PROBLEM TO WORK ON.
Write the data below out exactly as it stands. Do not include the pictures.

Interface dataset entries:

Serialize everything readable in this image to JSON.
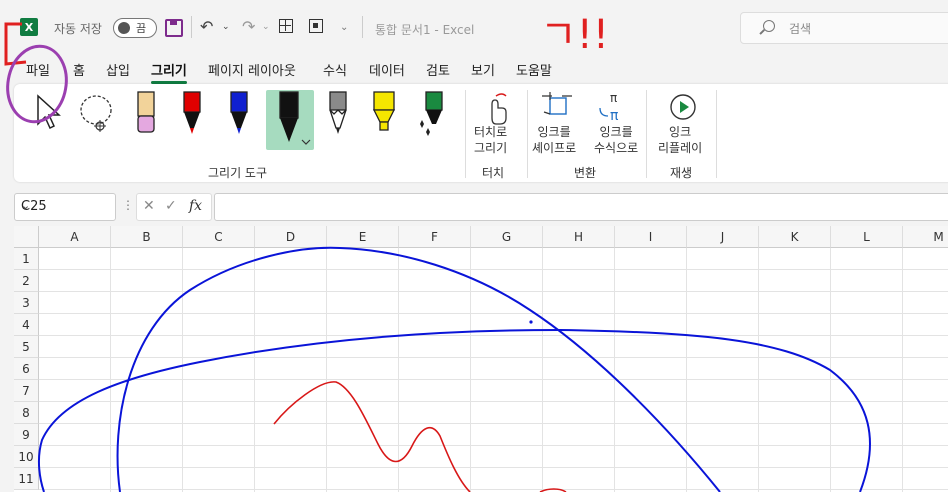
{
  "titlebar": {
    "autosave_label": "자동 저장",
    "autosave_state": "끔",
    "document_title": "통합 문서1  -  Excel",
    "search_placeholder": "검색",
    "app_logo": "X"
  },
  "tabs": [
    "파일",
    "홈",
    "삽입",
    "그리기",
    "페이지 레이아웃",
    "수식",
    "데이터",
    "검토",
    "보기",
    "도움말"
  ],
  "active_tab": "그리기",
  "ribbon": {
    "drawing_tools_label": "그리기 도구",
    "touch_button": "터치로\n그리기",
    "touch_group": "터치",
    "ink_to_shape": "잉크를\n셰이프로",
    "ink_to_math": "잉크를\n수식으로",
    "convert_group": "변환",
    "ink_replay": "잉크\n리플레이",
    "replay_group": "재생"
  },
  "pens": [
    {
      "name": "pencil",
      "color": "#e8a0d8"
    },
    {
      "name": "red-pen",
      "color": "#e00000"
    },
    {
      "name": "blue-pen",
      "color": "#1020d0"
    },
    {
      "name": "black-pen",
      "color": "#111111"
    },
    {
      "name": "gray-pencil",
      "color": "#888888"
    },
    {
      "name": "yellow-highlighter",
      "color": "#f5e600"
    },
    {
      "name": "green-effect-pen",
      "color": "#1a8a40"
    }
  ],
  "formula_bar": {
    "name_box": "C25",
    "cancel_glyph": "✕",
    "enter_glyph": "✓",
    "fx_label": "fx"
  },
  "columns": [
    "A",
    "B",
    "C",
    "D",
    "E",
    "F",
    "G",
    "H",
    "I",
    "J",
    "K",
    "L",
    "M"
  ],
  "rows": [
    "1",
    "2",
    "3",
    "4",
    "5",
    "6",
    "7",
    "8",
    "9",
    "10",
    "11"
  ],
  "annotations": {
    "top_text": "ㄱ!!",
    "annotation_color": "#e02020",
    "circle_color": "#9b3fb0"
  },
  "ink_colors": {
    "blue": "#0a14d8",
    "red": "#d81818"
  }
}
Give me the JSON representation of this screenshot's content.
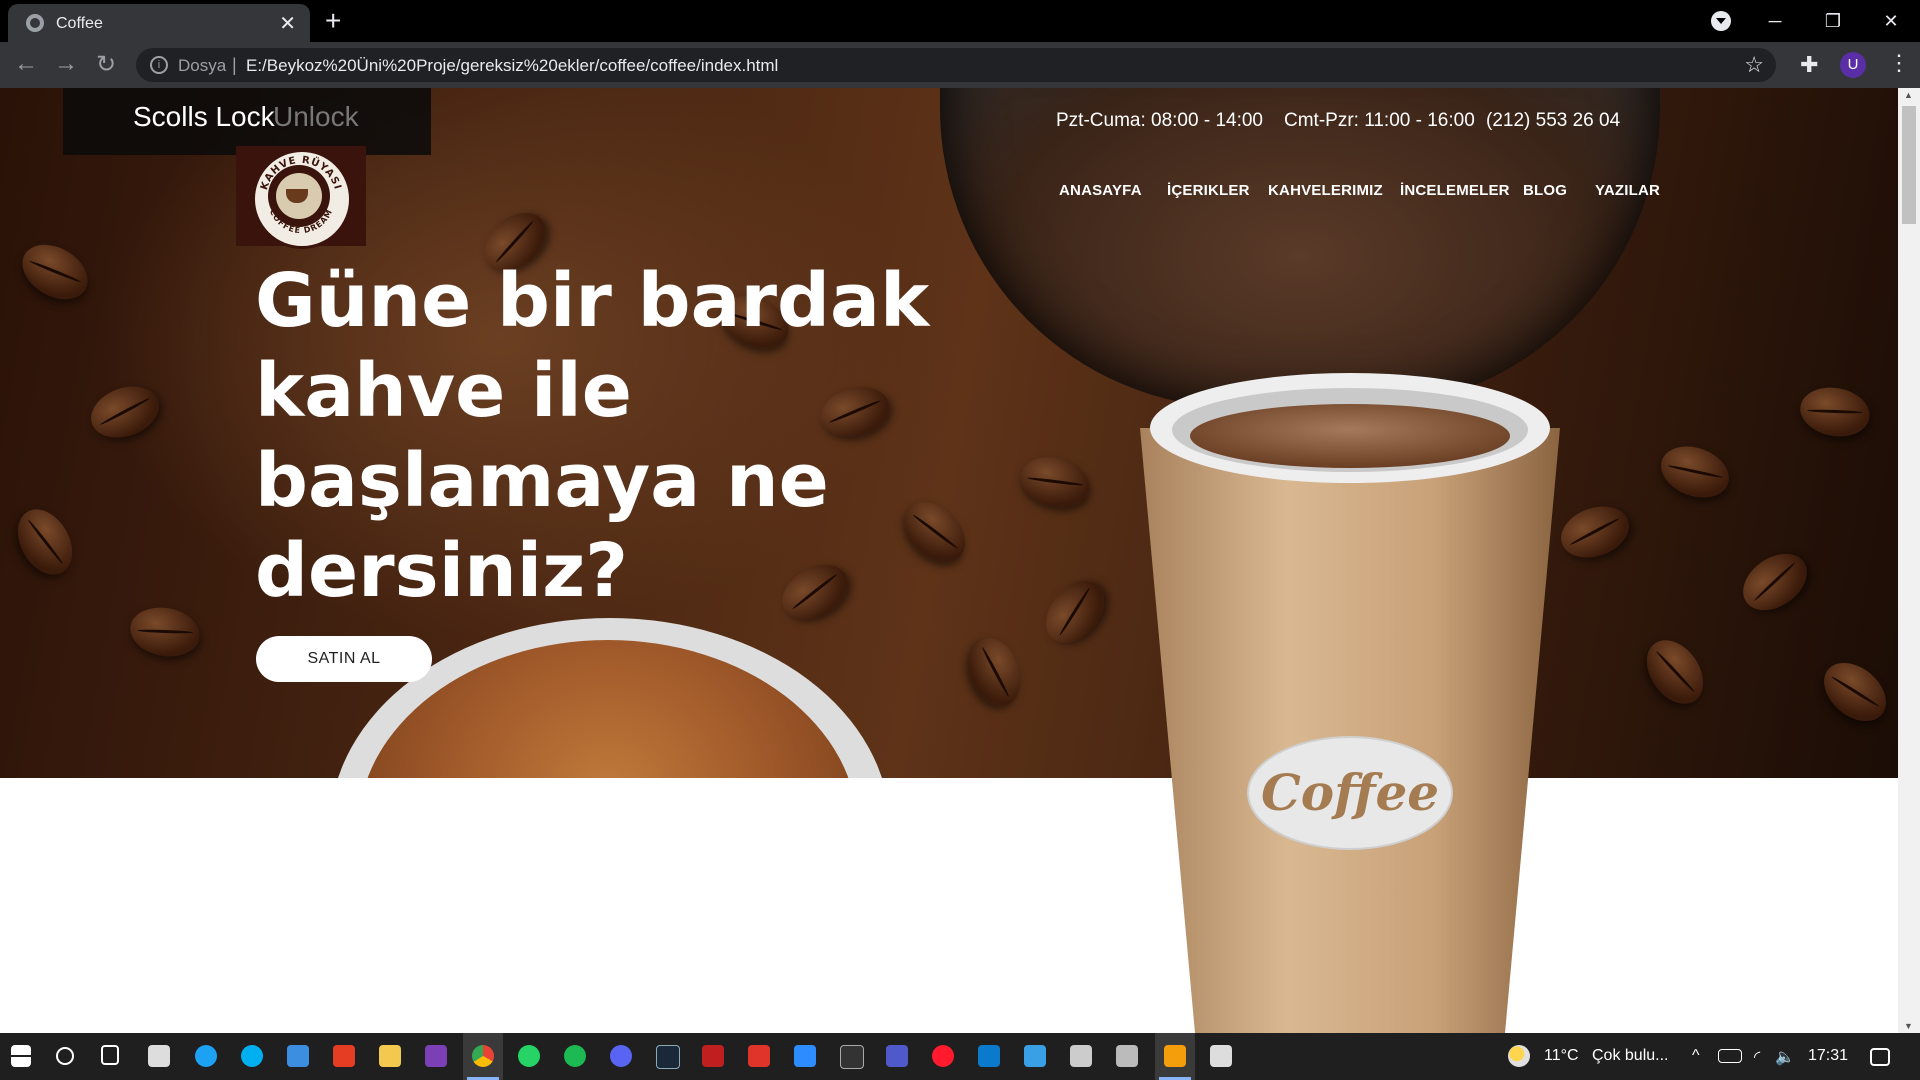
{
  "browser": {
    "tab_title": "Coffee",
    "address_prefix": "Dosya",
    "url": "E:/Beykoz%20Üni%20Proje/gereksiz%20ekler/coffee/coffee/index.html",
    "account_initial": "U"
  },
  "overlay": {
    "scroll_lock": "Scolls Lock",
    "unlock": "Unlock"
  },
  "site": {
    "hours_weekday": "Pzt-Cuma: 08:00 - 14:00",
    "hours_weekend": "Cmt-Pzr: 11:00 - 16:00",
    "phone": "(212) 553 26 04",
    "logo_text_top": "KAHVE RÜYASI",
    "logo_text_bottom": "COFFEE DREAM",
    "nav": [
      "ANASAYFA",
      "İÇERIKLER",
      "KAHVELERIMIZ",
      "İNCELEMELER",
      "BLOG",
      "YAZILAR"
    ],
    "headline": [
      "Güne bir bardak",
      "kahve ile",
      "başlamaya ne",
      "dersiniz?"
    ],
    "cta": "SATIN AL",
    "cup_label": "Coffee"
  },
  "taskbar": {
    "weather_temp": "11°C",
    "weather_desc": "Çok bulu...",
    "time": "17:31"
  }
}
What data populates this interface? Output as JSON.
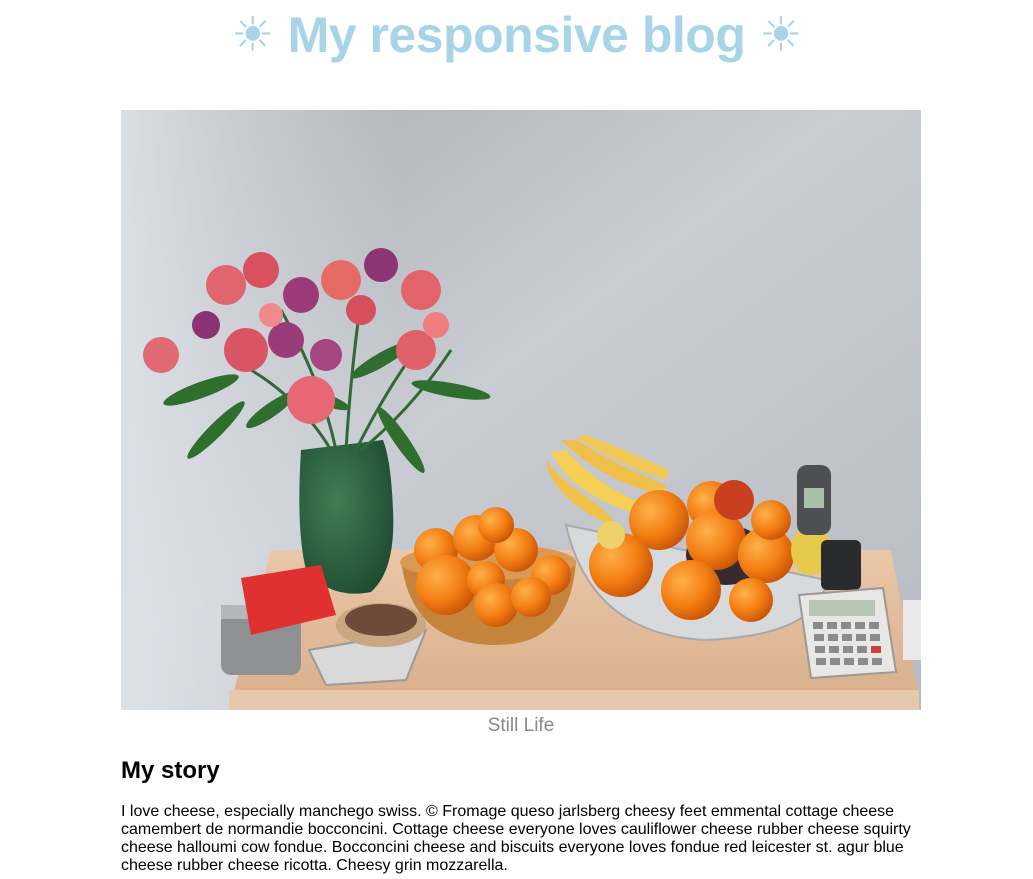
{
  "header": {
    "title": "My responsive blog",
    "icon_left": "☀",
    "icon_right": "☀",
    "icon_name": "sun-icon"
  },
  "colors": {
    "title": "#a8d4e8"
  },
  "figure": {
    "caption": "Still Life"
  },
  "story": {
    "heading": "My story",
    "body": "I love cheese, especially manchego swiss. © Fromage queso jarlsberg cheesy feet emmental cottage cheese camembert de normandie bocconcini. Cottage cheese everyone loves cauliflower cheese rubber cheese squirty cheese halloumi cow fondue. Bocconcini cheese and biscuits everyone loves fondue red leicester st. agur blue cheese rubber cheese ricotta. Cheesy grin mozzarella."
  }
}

EXERCISE SOLUTION.
Serialize everything readable in this image to JSON.
{
  "titlebar": {
    "autosave_label": "자동 저장",
    "autosave_state": "끔",
    "document_title": "통합 문서1  -  Excel",
    "search_placeholder": "검색",
    "app_logo": "X"
  },
  "tabs": [
    "파일",
    "홈",
    "삽입",
    "그리기",
    "페이지 레이아웃",
    "수식",
    "데이터",
    "검토",
    "보기",
    "도움말"
  ],
  "active_tab": "그리기",
  "ribbon": {
    "drawing_tools_label": "그리기 도구",
    "touch_button": "터치로\n그리기",
    "touch_group": "터치",
    "ink_to_shape": "잉크를\n셰이프로",
    "ink_to_math": "잉크를\n수식으로",
    "convert_group": "변환",
    "ink_replay": "잉크\n리플레이",
    "replay_group": "재생"
  },
  "pens": [
    {
      "name": "pencil",
      "color": "#e8a0d8"
    },
    {
      "name": "red-pen",
      "color": "#e00000"
    },
    {
      "name": "blue-pen",
      "color": "#1020d0"
    },
    {
      "name": "black-pen",
      "color": "#111111"
    },
    {
      "name": "gray-pencil",
      "color": "#888888"
    },
    {
      "name": "yellow-highlighter",
      "color": "#f5e600"
    },
    {
      "name": "green-effect-pen",
      "color": "#1a8a40"
    }
  ],
  "formula_bar": {
    "name_box": "C25",
    "cancel_glyph": "✕",
    "enter_glyph": "✓",
    "fx_label": "fx"
  },
  "columns": [
    "A",
    "B",
    "C",
    "D",
    "E",
    "F",
    "G",
    "H",
    "I",
    "J",
    "K",
    "L",
    "M"
  ],
  "rows": [
    "1",
    "2",
    "3",
    "4",
    "5",
    "6",
    "7",
    "8",
    "9",
    "10",
    "11"
  ],
  "annotations": {
    "top_text": "ㄱ!!",
    "annotation_color": "#e02020",
    "circle_color": "#9b3fb0"
  },
  "ink_colors": {
    "blue": "#0a14d8",
    "red": "#d81818"
  }
}
Give me the JSON representation of this screenshot's content.
{
  "browser": {
    "tab_title": "Coffee",
    "address_prefix": "Dosya",
    "url": "E:/Beykoz%20Üni%20Proje/gereksiz%20ekler/coffee/coffee/index.html",
    "account_initial": "U"
  },
  "overlay": {
    "scroll_lock": "Scolls Lock",
    "unlock": "Unlock"
  },
  "site": {
    "hours_weekday": "Pzt-Cuma: 08:00 - 14:00",
    "hours_weekend": "Cmt-Pzr: 11:00 - 16:00",
    "phone": "(212) 553 26 04",
    "logo_text_top": "KAHVE RÜYASI",
    "logo_text_bottom": "COFFEE DREAM",
    "nav": [
      "ANASAYFA",
      "İÇERIKLER",
      "KAHVELERIMIZ",
      "İNCELEMELER",
      "BLOG",
      "YAZILAR"
    ],
    "headline": [
      "Güne bir bardak",
      "kahve ile",
      "başlamaya ne",
      "dersiniz?"
    ],
    "cta": "SATIN AL",
    "cup_label": "Coffee"
  },
  "taskbar": {
    "weather_temp": "11°C",
    "weather_desc": "Çok bulu...",
    "time": "17:31"
  }
}
What data populates this interface? Output as JSON.
{
  "header": {
    "title": "My responsive blog",
    "icon_left": "☀",
    "icon_right": "☀",
    "icon_name": "sun-icon"
  },
  "colors": {
    "title": "#a8d4e8"
  },
  "figure": {
    "caption": "Still Life"
  },
  "story": {
    "heading": "My story",
    "body": "I love cheese, especially manchego swiss. © Fromage queso jarlsberg cheesy feet emmental cottage cheese camembert de normandie bocconcini. Cottage cheese everyone loves cauliflower cheese rubber cheese squirty cheese halloumi cow fondue. Bocconcini cheese and biscuits everyone loves fondue red leicester st. agur blue cheese rubber cheese ricotta. Cheesy grin mozzarella."
  }
}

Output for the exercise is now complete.